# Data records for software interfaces
---
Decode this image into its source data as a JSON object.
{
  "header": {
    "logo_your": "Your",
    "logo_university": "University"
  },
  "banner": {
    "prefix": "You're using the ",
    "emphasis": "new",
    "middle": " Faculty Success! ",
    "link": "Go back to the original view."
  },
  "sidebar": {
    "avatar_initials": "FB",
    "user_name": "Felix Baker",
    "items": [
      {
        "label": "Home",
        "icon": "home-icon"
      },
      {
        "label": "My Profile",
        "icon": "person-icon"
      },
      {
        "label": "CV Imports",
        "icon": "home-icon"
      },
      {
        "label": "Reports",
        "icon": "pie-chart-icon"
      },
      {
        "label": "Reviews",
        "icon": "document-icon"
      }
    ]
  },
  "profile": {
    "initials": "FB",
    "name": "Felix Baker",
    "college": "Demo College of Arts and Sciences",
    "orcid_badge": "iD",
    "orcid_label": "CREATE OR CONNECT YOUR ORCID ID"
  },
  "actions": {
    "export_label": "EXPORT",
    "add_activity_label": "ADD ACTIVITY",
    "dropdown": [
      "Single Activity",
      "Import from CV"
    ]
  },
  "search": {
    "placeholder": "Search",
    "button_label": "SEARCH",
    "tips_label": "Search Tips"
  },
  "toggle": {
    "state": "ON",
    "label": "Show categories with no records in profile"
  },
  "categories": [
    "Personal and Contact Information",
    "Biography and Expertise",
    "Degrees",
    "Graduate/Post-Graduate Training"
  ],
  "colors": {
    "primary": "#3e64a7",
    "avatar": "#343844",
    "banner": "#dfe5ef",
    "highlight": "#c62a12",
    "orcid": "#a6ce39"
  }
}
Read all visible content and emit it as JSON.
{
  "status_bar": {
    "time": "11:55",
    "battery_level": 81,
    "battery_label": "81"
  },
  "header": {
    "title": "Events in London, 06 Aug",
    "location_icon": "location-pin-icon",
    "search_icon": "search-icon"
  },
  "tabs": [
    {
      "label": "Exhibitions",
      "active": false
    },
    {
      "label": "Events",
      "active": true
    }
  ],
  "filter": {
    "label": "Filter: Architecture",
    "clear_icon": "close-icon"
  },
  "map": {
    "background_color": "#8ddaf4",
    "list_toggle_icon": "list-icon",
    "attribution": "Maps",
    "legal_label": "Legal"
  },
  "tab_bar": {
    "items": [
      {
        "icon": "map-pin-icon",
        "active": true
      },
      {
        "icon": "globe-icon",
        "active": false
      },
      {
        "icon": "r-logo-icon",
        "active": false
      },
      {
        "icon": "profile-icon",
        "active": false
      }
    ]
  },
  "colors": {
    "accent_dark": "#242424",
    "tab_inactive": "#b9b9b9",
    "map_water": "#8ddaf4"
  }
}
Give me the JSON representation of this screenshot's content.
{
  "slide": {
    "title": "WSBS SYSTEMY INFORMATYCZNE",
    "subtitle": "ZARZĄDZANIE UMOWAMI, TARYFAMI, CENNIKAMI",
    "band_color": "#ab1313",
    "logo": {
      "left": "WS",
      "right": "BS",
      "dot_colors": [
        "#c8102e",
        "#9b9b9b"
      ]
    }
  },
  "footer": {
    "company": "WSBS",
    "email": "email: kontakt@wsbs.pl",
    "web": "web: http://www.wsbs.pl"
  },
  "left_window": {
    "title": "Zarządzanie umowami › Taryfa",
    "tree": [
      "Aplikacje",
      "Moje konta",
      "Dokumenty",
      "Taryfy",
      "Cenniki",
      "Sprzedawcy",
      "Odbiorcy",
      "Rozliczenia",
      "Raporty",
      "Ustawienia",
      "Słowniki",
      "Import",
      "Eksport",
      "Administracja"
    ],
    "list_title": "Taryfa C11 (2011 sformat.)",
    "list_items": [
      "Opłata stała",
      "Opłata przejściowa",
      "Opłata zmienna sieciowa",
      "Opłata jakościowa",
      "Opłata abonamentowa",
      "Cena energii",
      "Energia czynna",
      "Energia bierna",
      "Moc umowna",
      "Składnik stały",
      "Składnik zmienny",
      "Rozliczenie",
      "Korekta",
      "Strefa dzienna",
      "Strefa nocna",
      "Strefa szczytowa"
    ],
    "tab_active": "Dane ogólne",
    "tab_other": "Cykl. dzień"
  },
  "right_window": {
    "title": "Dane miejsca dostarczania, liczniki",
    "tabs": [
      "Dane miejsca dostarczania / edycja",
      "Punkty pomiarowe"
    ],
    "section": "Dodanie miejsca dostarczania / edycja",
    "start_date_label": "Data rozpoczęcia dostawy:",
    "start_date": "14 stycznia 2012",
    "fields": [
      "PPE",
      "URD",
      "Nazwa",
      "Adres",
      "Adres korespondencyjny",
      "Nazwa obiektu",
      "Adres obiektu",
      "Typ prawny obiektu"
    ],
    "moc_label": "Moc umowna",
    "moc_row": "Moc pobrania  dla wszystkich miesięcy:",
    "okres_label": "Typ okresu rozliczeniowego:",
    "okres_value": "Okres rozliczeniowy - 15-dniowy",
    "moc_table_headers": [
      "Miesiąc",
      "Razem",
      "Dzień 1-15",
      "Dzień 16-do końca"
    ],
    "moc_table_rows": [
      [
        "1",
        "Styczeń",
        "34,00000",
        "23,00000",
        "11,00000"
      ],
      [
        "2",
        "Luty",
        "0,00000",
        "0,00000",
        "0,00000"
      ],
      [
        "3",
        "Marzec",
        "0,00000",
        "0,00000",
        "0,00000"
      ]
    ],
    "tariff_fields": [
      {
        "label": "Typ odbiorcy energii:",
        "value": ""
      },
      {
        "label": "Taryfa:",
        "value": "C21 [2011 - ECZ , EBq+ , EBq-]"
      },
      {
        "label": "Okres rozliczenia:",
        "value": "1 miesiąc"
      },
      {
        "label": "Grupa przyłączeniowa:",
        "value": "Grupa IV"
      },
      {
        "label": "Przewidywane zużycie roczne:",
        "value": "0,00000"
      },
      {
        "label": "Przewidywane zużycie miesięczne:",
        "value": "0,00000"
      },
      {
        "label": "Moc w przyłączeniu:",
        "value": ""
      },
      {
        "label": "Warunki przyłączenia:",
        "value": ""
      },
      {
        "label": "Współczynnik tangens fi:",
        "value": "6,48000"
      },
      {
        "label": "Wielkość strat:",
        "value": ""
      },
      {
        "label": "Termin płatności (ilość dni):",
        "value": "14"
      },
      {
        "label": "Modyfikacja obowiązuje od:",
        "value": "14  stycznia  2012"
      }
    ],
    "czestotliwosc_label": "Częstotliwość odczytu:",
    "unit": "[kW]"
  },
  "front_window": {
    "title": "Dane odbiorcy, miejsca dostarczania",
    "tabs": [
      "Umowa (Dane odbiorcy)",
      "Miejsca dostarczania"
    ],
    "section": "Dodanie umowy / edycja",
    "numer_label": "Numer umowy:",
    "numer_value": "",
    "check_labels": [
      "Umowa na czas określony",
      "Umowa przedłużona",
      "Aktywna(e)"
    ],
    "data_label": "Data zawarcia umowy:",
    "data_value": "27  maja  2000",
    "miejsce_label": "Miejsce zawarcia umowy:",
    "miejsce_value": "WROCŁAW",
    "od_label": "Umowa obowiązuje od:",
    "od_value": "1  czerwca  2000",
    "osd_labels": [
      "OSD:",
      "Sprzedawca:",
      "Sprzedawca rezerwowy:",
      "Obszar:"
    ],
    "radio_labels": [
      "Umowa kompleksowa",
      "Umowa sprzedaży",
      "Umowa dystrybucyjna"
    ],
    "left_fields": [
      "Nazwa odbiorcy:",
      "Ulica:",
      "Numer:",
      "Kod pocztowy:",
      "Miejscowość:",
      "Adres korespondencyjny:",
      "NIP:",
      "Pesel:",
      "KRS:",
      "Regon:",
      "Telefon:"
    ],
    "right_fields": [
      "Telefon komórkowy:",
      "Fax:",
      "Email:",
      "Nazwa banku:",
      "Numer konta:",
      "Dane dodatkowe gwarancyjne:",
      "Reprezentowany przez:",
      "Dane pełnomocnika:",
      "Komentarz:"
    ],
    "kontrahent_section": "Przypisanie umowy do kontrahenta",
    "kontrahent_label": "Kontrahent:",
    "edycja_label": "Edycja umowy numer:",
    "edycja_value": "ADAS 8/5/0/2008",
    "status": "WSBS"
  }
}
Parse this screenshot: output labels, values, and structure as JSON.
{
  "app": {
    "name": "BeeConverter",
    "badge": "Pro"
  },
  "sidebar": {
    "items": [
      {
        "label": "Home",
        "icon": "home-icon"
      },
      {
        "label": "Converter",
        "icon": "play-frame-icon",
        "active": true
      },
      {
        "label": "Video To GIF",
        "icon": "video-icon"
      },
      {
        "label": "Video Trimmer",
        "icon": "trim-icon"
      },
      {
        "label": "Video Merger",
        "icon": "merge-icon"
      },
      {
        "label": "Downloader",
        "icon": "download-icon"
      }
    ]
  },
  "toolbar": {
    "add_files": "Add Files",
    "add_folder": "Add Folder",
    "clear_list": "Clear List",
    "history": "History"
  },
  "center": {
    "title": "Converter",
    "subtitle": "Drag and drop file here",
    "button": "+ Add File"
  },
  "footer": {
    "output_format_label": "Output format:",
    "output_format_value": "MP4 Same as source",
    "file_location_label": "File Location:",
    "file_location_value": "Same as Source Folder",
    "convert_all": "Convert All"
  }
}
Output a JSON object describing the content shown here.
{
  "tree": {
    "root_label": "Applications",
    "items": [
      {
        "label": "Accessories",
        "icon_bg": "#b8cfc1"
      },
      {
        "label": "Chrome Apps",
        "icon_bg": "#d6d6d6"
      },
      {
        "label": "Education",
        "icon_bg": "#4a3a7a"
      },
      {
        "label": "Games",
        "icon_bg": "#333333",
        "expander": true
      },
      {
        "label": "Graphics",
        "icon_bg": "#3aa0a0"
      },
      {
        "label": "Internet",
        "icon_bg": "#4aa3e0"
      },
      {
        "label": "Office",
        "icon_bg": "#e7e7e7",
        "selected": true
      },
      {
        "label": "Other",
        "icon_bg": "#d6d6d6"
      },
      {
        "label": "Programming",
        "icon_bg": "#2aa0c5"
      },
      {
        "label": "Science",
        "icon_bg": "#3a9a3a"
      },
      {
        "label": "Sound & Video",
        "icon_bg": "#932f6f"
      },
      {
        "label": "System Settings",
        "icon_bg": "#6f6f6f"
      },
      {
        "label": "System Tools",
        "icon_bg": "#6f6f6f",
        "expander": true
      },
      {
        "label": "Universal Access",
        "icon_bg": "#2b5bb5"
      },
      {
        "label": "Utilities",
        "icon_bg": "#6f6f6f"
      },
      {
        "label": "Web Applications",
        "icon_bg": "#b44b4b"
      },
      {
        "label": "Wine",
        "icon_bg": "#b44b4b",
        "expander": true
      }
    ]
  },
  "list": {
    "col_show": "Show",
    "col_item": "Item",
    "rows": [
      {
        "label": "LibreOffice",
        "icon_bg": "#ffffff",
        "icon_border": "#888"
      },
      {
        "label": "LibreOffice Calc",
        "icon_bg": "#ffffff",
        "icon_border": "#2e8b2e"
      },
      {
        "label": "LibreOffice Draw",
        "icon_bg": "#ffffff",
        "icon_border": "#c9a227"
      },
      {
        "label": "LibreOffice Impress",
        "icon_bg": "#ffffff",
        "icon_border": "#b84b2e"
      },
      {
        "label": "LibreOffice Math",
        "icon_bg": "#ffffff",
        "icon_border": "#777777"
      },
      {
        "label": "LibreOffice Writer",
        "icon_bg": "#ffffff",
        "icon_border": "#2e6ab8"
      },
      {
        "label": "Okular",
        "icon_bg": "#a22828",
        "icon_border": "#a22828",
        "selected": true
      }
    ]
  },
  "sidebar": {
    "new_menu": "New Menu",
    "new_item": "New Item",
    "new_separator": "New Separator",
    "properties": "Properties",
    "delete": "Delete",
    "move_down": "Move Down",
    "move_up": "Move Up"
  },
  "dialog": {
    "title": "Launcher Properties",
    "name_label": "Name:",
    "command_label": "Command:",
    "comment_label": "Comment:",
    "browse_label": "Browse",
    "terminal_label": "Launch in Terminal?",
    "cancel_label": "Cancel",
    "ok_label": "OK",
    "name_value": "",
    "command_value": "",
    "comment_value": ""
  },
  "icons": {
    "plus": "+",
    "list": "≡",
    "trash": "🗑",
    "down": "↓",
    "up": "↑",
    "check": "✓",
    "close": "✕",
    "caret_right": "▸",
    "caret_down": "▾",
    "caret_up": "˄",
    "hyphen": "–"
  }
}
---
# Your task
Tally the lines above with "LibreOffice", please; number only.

# Solution
6